Sure, you can drop the brand name from the logo if the accompanying symbol is powerful and loved enough by consumers to pass the stand-alone test. It makes the brand image less cluttered, more streamlined, more telegraphic: all good from a communications point of view. It’s also minimalist – very trendy in design circles right now; quite rightly, no company would wish to be regarded as fuddy-duddy or obsolete. What’s more, there are plenty of other famous brands that have made this transition successfully: the aforementioned Apple of course, but also VW, Nike and Shell to quote just a few.
Add to this Schultz’s strategic underpinning and it all seems to make sense. If, as he says, he is going to move beyond coffee retailing, then it’s foolish to constrain the brand by explicit mention of the word “coffee” in the corporate id. Unfortunately, that’s not all he says. He starts with “We’ve allowed her (the siren) to come out of the circle in a way that enables us to think beyond coffee” and then seems to contradict himself with “…but make no mistake. We have been, we are, and always will be, the leading purveyor of the world’s highest quality coffee.”
Many, of course, would doubt the veracity of that last bit. And here we come to Starbucks’ key difficulty in moving on as a brand. Its customers, particularly its American customers, seem to engage in a kind of double-think. They associate the brand with the aroma of freshly ground coffee, but what they are actually interested in buying is a sweet and sickly adult milkshake. Cue Melanie Warner at BNET:
For all his love of the authentic Italian cafes that supposedly inspired him, CEO Howard Schultz figured out early on that most people care more about sweetened, foamy, warm milk than they do about old school coffee. But they like the idea of coffee — the smell and the vibe of coffee shops.

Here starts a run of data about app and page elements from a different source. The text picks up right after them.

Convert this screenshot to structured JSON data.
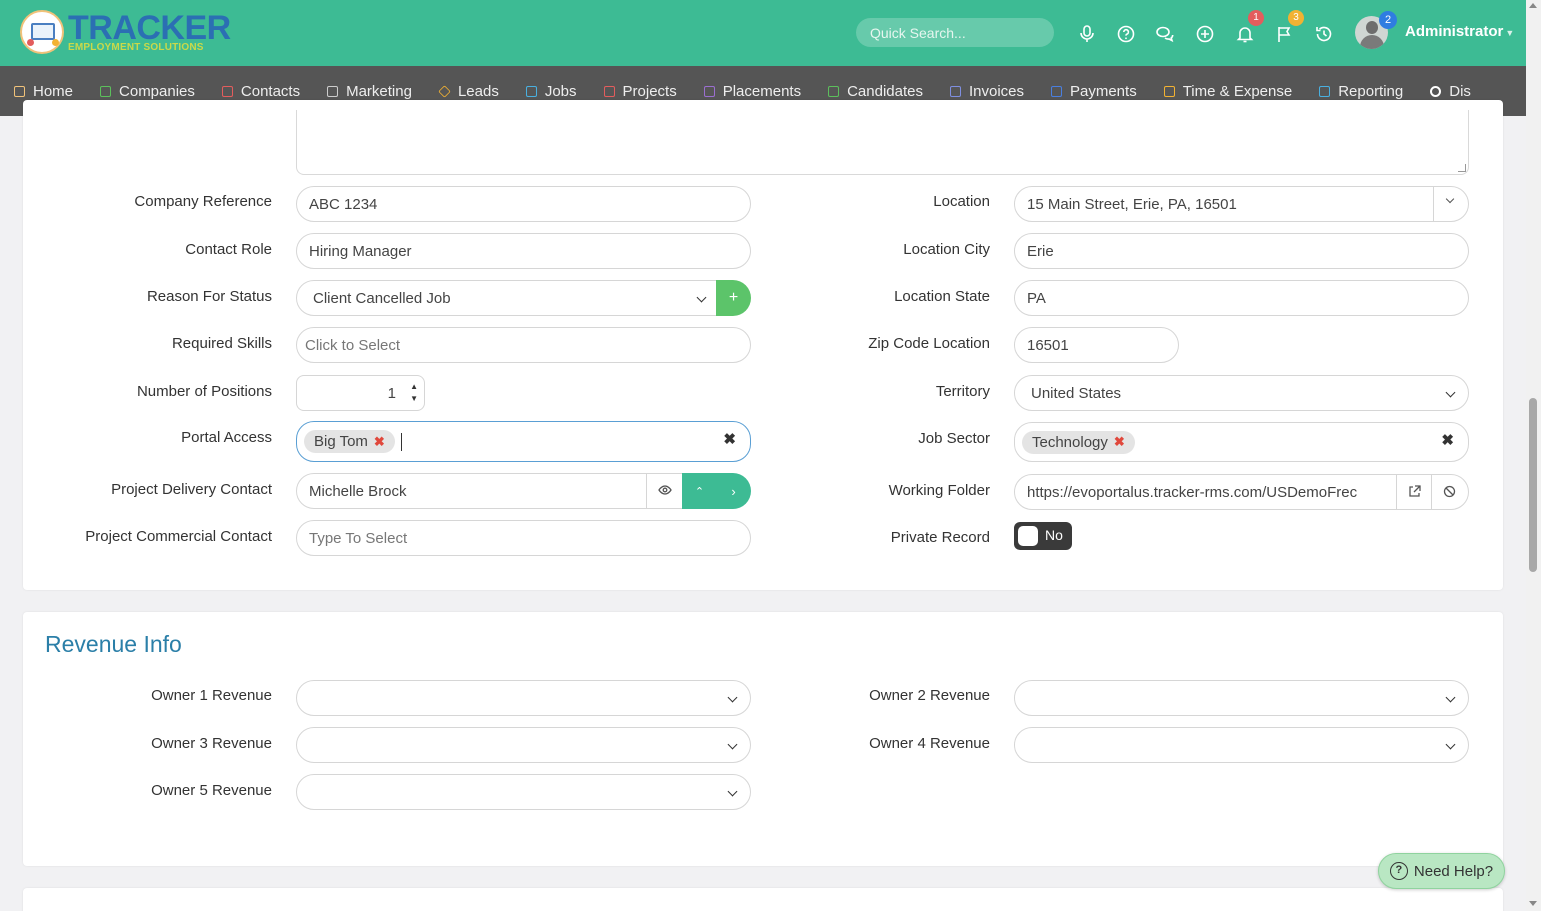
{
  "header": {
    "logo_text": "TRACKER",
    "logo_subtext": "EMPLOYMENT SOLUTIONS",
    "search_placeholder": "Quick Search...",
    "notifications_count": "1",
    "flags_count": "3",
    "avatar_badge": "2",
    "user_name": "Administrator",
    "colors": {
      "header_bg": "#3dbb94",
      "nav_bg": "#555555",
      "accent": "#3dbb94"
    }
  },
  "nav": {
    "items": [
      {
        "label": "Home",
        "icon": "home-icon",
        "color": "#f0c27a"
      },
      {
        "label": "Companies",
        "icon": "building-icon",
        "color": "#5cbf5c"
      },
      {
        "label": "Contacts",
        "icon": "contacts-icon",
        "color": "#e35d5d"
      },
      {
        "label": "Marketing",
        "icon": "broadcast-icon",
        "color": "#cccccc"
      },
      {
        "label": "Leads",
        "icon": "diamond-icon",
        "color": "#f2b233"
      },
      {
        "label": "Jobs",
        "icon": "trophy-icon",
        "color": "#4ab0e0"
      },
      {
        "label": "Projects",
        "icon": "checklist-icon",
        "color": "#e35d5d"
      },
      {
        "label": "Placements",
        "icon": "briefcase-icon",
        "color": "#9b6fd0"
      },
      {
        "label": "Candidates",
        "icon": "user-icon",
        "color": "#5cbf5c"
      },
      {
        "label": "Invoices",
        "icon": "invoice-icon",
        "color": "#7f8fe0"
      },
      {
        "label": "Payments",
        "icon": "payment-icon",
        "color": "#4a7fe0"
      },
      {
        "label": "Time & Expense",
        "icon": "clock-icon",
        "color": "#f2b233"
      },
      {
        "label": "Reporting",
        "icon": "bar-chart-icon",
        "color": "#4ab0e0"
      },
      {
        "label": "Dis",
        "icon": "search-icon",
        "color": "#ffffff"
      }
    ]
  },
  "form": {
    "company_reference": {
      "label": "Company Reference",
      "value": "ABC 1234"
    },
    "contact_role": {
      "label": "Contact Role",
      "value": "Hiring Manager"
    },
    "reason_for_status": {
      "label": "Reason For Status",
      "value": "Client Cancelled Job",
      "add_label": "+"
    },
    "required_skills": {
      "label": "Required Skills",
      "placeholder": "Click to Select"
    },
    "number_of_positions": {
      "label": "Number of Positions",
      "value": "1"
    },
    "portal_access": {
      "label": "Portal Access",
      "tag": "Big Tom"
    },
    "project_delivery_contact": {
      "label": "Project Delivery Contact",
      "value": "Michelle Brock"
    },
    "project_commercial_contact": {
      "label": "Project Commercial Contact",
      "placeholder": "Type To Select"
    },
    "location": {
      "label": "Location",
      "value": "15 Main Street, Erie, PA, 16501"
    },
    "location_city": {
      "label": "Location City",
      "value": "Erie"
    },
    "location_state": {
      "label": "Location State",
      "value": "PA"
    },
    "zip_code_location": {
      "label": "Zip Code Location",
      "value": "16501"
    },
    "territory": {
      "label": "Territory",
      "value": "United States"
    },
    "job_sector": {
      "label": "Job Sector",
      "tag": "Technology"
    },
    "working_folder": {
      "label": "Working Folder",
      "value": "https://evoportalus.tracker-rms.com/USDemoFrec"
    },
    "private_record": {
      "label": "Private Record",
      "value": "No"
    }
  },
  "revenue": {
    "title": "Revenue Info",
    "owner1_label": "Owner 1 Revenue",
    "owner2_label": "Owner 2 Revenue",
    "owner3_label": "Owner 3 Revenue",
    "owner4_label": "Owner 4 Revenue",
    "owner5_label": "Owner 5 Revenue"
  },
  "help": {
    "label": "Need Help?"
  }
}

And this is why the logo change is so risky. In highlighting the green mermaid image, it’s really only an amplification of what was already there, which is good. But taking away the words “Starbucks Coffee” chips away at the idea of what Starbucks is supposed to be. If the company isn’t about coffee anymore, what does it stand for? Sweetened foam? Brownie bars?
What indeed? There have been noises about a new raft of quality branded goods and services coming out of Starbucks, but detail remains thin – no doubt because Starbucks is trying to shake off an exclusive distribution deal with Kraft, and Kraft is having none of it.
Expunge the coffee aroma, and all we are left with – for the moment – is a slick retail operation similar, but inferior, to McDonald’s, with some interesting co-ventures – involving for example, the sale of alcohol and Apple iTunes – tacked on.
Mind you, this brouhaha over the future of the Starbucks brand needs to be put into perspective. Who, in their right mind, would ever have chosen “Starbucks” as a name – or a siren as the emblem – in the first place? Both are doom-laden images. Starbucks is named after the first mate of the ill-fated Pequod, skippered by Captain Ahab, in the novel Moby-Dick. All but one of the crew perished in a disastrous naval engagement with the Great White Whale – and the survivor was not Starbuck. One of company’s founders actually favoured the name “Pequod” – until it was pointed out to him that no one would ever buy coffee from somewhere pronounced “Pee-Cod”. “Starbucks” was the reluctant compromise candidate. As for the siren, if my knowledge of Greek mythology serves me correctly, she was a sea nymph whose main self-appointed task in life was to lure sailors to their destruction. Apparently, the more subliminal focal point behind all this gloomy imagery is the exotic marine journey of the unground bean from plantation to coffee house mill. Famously Seattle, Starbucks’ HQ, is a major port.
All of which may go to show that creative people are not often in their right mind. Otherwise they probably wouldn’t be creative.